  20. A. C. Cordeiro and D. A. Isenberg, “Novel therapies in lupus—focus on nephritis,” Acta Reumatologica Portuguesa, vol. 33, no. 2, pp. 157–169, 2008. View at Google Scholar · View at Scopus
  21. K. Le Blanc, I. Rasmusson, B. Sundberg et al., “Treatment of severe acute graft-versus-host disease with third party haploidentical mesenchymal stem cells,” The Lancet, vol. 363, no. 9419, pp. 1439–1441, 2004. View at Publisher · View at Google Scholar · View at Scopus
  22. Z. Xu, B. P. Croker, and L. Morel, “The combination of two Sle2 lupus-susceptibility loci and Cdkn2c deficiency leads to T-cell-mediated pathology in B6.Faslpr mice,” Genes and Immunity, vol. 14, no. 6, pp. 373–379, 2013. View at Publisher · View at Google Scholar · View at Scopus
  23. L. Sun, K. Akiyama, H. Zhang et al., “Mesenchymal stem cell transplantation reverses multiorgan dysfunction in systemic lupus erythematosus mice and humans,” Stem Cells, vol. 27, no. 6, pp. 1421–1432, 2009. View at Publisher · View at Google Scholar · View at Scopus
  24. M. Bonelli, K. Von Dalwigk, A. Savitskaya, J. S. Smolen, and C. Scheinecker, “Foxp3 expression in CD4+ T cells of patients with systemic lupus erythematosus: a comparative phenotypic analysis,” Annals of the Rheumatic Diseases, vol. 67, no. 5, pp. 664–671, 2008. View at Publisher · View at Google Scholar · View at Scopus

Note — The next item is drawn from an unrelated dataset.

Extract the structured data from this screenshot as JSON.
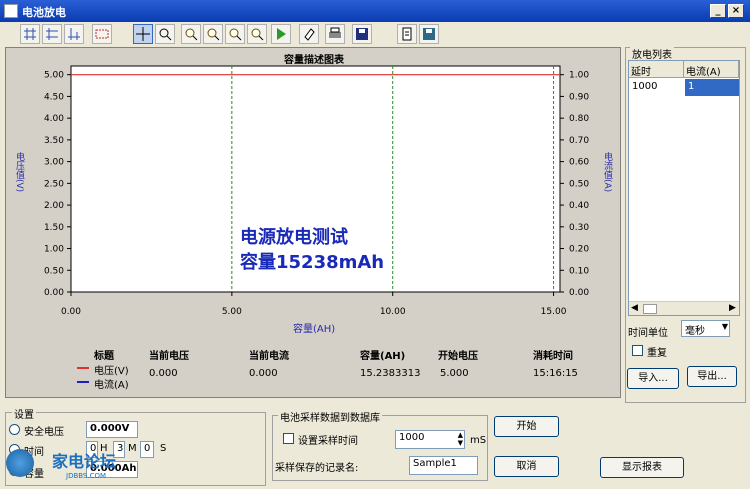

  25. S.-C. Lin, K.-H. Chen, C.-H. Lin, C.-C. Kuo, Q.-D. Ling, and C.-H. Chan, “The quantitative analysis of peripheral blood FOXP3-expressing T cells in systemic lupus erythematosus and rheumatoid arthritis patients,” European Journal of Clinical Investigation, vol. 37, no. 12, pp. 987–996, 2007. View at Publisher · View at Google Scholar · View at Scopus
  26. J.-L. Suen and B.-L. Chiang, “CD4+FoxP3+ regulatory T-cells in human systemic lupus erythematosus,” Journal of the Formosan Medical Association, vol. 111, no. 9, pp. 465–470, 2012. View at Publisher · View at Google Scholar · View at Scopus
  27. D. Wang, H. Zhang, J. Liang et al., “Allogeneic mesenchymal stem cell transplantation in severe and refractory systemic lupus erythematosus: 4 years of experience,” Cell Transplantation, vol. 22, no. 12, pp. 2267–2277, 2013. View at Publisher · View at Google Scholar · View at Scopus
  28. L. Sun, D. Wang, J. Liang et al., “Umbilical cord mesenchymal stem cell transplantation in severe and refractory systemic lupus erythematosus,” Arthritis and Rheumatism, vol. 62, no. 8, pp. 2467–2475, 2010. View at Publisher · View at Google Scholar · View at Scopus